- **What to do**:
Count the lines below containing "icon"; state the number only.

(Dataset entries)
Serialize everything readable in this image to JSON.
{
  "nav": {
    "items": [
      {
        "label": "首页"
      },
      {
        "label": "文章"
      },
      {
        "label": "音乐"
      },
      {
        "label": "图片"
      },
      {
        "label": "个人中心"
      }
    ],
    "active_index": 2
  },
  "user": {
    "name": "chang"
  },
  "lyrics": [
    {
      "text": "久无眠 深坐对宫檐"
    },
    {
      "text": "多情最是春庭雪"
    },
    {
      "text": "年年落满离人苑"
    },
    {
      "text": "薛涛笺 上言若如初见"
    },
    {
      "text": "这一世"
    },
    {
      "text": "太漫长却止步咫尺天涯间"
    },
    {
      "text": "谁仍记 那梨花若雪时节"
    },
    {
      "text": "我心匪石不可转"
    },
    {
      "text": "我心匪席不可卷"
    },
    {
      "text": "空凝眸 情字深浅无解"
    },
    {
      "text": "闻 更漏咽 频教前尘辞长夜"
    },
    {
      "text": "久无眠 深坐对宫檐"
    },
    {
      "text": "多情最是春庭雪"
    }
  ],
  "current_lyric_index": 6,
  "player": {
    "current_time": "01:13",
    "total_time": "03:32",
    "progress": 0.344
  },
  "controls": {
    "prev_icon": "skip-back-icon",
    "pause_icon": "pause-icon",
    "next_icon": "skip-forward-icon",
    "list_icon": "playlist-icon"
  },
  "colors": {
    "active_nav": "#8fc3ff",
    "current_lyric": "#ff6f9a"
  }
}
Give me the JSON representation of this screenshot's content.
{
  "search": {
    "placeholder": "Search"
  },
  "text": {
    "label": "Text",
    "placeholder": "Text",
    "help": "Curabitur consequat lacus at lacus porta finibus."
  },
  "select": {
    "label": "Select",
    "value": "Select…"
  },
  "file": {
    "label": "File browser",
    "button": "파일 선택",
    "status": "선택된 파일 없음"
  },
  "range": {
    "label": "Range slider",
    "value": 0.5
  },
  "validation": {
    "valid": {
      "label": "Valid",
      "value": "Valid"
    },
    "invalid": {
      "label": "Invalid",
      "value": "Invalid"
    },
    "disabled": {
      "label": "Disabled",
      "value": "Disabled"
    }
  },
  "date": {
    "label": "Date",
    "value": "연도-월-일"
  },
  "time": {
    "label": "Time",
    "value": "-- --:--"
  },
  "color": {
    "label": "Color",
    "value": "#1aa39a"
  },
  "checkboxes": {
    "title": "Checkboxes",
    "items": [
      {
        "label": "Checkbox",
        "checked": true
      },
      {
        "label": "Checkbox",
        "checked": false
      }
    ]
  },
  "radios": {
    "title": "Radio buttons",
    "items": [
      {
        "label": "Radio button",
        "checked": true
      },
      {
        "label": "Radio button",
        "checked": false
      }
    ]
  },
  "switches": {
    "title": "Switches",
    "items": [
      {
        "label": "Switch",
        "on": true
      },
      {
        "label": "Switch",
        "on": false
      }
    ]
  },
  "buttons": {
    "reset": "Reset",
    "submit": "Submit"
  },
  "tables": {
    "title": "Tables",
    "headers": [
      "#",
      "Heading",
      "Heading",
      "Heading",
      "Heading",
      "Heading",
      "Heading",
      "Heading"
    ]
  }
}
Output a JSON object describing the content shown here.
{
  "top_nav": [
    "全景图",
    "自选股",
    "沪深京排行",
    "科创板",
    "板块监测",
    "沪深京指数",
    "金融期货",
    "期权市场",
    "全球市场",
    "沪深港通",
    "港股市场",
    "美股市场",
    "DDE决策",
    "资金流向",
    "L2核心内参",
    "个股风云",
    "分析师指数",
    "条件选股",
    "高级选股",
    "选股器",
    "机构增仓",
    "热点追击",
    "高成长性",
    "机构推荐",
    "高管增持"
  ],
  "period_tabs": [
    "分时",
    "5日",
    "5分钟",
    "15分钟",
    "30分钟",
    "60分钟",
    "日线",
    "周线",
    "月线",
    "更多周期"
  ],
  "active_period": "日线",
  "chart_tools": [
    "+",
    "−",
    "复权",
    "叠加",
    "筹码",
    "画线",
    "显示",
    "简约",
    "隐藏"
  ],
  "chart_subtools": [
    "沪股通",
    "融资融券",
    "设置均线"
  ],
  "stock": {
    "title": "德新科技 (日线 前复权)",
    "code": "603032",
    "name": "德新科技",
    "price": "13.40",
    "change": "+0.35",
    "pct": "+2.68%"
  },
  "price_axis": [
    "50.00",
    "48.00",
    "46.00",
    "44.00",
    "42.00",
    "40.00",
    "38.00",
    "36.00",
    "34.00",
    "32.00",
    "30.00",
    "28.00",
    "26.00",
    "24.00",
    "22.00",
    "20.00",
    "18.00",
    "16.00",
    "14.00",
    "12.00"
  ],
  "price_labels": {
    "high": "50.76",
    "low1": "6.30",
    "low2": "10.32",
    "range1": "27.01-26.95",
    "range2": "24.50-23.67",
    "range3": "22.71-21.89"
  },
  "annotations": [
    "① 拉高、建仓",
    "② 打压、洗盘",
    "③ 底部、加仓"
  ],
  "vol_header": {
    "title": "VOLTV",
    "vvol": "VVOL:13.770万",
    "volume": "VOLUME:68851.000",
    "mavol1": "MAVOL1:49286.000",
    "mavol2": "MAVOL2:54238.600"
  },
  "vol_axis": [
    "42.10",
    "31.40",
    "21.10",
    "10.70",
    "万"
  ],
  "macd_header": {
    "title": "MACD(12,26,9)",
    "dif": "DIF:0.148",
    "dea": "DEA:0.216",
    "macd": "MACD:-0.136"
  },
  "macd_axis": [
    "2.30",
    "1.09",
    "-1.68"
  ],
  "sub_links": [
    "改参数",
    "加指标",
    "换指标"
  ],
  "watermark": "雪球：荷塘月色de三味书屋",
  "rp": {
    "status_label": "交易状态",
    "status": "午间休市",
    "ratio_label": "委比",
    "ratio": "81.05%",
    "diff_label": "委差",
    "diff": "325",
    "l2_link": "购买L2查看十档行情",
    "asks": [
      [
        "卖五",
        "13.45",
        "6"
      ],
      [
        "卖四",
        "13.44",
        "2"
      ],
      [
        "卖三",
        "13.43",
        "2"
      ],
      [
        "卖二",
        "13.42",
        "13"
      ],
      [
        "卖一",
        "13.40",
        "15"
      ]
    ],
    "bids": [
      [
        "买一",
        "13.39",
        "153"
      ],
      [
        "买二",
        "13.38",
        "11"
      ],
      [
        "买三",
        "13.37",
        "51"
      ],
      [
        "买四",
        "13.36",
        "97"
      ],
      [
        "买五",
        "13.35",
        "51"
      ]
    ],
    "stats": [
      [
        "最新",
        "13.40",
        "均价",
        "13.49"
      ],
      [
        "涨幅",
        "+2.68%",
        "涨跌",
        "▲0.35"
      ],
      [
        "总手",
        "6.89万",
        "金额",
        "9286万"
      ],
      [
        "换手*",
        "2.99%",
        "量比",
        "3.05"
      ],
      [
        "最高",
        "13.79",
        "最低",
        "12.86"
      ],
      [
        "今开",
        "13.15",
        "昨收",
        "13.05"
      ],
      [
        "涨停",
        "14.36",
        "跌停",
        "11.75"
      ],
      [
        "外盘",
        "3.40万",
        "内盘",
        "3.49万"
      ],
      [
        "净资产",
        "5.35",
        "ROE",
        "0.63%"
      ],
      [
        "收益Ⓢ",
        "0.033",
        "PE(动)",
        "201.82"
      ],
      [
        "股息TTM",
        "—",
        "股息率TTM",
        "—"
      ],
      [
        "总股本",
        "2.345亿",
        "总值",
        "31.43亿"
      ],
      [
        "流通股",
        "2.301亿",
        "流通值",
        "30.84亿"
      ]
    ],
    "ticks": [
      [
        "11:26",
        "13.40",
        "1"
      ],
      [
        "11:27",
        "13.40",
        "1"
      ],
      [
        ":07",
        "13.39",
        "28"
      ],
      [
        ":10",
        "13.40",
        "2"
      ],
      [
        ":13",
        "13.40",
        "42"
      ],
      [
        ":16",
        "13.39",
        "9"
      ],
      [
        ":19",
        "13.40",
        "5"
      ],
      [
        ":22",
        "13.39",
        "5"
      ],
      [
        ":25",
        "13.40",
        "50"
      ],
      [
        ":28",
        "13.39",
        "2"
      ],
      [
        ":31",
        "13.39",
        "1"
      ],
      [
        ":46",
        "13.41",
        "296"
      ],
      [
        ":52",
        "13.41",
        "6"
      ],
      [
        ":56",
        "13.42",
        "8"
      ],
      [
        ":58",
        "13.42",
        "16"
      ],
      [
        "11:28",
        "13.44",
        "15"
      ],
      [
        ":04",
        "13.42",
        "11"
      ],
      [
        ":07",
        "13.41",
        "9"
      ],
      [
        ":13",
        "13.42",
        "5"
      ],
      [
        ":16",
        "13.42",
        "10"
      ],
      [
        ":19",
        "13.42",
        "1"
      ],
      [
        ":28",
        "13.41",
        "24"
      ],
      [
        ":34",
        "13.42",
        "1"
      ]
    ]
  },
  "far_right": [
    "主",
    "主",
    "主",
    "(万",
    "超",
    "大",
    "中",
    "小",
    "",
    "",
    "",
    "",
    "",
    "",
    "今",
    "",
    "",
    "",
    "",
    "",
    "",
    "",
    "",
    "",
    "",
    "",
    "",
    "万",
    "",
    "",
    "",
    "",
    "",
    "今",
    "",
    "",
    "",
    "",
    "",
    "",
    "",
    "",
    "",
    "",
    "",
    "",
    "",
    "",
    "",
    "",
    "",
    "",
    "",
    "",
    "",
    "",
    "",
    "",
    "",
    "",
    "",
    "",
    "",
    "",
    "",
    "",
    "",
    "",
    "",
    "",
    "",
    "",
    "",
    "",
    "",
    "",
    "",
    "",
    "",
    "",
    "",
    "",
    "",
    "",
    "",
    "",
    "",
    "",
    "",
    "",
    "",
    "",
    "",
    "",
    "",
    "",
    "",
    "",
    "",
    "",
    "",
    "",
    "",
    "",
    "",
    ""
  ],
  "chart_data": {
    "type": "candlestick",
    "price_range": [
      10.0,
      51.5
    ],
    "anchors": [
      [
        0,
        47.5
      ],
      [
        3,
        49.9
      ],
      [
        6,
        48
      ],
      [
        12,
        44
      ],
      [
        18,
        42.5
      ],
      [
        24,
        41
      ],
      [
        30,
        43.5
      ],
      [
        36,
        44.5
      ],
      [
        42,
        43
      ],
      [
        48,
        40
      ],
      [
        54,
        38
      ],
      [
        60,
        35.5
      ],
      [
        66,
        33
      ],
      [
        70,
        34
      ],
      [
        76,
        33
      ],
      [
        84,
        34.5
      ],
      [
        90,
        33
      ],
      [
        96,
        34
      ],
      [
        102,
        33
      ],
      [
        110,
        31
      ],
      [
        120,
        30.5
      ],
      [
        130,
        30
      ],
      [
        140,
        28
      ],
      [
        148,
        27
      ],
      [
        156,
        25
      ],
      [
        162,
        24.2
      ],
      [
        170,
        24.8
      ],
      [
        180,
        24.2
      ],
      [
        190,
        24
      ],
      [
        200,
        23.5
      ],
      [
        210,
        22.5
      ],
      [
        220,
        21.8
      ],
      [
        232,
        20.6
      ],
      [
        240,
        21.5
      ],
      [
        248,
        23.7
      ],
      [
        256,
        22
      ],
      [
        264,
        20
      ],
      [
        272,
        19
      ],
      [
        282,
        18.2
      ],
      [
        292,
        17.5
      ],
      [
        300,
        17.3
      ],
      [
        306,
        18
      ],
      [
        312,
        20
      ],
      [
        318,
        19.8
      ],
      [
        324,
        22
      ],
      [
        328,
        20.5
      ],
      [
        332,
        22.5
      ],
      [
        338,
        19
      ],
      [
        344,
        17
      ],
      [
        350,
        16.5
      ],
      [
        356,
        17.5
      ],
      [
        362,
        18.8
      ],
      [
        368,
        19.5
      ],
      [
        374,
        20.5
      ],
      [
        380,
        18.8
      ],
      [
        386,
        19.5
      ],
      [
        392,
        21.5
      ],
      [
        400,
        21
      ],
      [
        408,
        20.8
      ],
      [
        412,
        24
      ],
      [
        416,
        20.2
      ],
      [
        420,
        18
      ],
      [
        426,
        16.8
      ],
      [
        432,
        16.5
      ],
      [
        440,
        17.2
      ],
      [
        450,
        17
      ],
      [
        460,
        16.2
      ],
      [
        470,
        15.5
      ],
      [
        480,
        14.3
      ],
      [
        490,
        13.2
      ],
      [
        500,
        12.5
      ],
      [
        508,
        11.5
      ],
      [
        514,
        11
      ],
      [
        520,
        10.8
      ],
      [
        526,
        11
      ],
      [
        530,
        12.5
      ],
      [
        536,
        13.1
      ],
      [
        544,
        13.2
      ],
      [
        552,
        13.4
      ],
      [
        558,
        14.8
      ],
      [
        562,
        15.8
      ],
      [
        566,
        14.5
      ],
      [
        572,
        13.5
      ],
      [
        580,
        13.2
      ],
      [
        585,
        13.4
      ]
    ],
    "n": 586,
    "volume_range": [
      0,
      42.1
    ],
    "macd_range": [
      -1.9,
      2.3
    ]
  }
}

- **Completed task**:
4